EXERCISE PROMPT: "JSON" is the word to look for; copy each line of the listing where it occurs.

SUPPLIED MATERIAL:
++++++++++++++++++++
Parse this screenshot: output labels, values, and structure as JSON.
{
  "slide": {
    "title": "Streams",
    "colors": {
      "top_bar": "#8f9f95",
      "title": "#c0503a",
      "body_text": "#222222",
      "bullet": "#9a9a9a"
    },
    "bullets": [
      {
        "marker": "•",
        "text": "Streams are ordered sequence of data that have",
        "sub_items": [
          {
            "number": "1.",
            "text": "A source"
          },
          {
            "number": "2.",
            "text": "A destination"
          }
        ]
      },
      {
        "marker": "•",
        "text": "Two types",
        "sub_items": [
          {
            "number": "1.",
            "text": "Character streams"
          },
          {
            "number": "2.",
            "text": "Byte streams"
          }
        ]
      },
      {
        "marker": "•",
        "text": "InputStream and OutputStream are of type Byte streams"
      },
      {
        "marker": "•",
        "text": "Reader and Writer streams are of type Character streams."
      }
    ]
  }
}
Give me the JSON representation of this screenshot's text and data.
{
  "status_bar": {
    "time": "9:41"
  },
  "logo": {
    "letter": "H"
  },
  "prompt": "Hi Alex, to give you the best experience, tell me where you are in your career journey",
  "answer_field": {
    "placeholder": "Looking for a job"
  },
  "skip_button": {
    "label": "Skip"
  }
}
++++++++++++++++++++
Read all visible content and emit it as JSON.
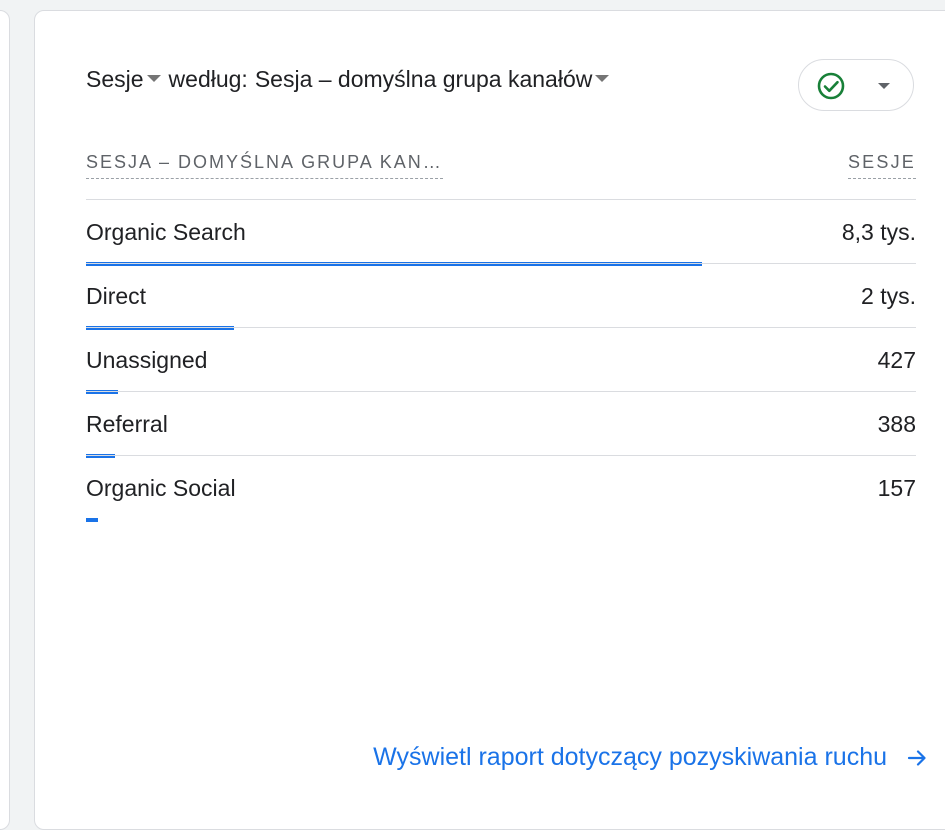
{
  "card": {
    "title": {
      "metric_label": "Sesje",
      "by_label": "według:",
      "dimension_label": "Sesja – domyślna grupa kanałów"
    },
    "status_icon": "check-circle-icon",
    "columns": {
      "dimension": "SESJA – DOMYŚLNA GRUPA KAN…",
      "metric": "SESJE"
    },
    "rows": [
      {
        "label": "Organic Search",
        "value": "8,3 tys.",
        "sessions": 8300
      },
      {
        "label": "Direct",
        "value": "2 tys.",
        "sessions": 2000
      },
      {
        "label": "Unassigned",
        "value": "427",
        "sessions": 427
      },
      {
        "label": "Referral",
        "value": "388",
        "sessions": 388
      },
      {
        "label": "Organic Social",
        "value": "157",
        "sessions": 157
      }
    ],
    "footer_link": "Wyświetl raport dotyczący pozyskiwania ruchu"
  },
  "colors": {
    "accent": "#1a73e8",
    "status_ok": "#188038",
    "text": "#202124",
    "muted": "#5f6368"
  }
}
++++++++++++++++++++
SOLUTION FOR THIS PROBLEM:
Parse this screenshot: output labels, values, and structure as JSON.
Give me the JSON representation of this screenshot's text and data.
Read all visible content and emit it as JSON.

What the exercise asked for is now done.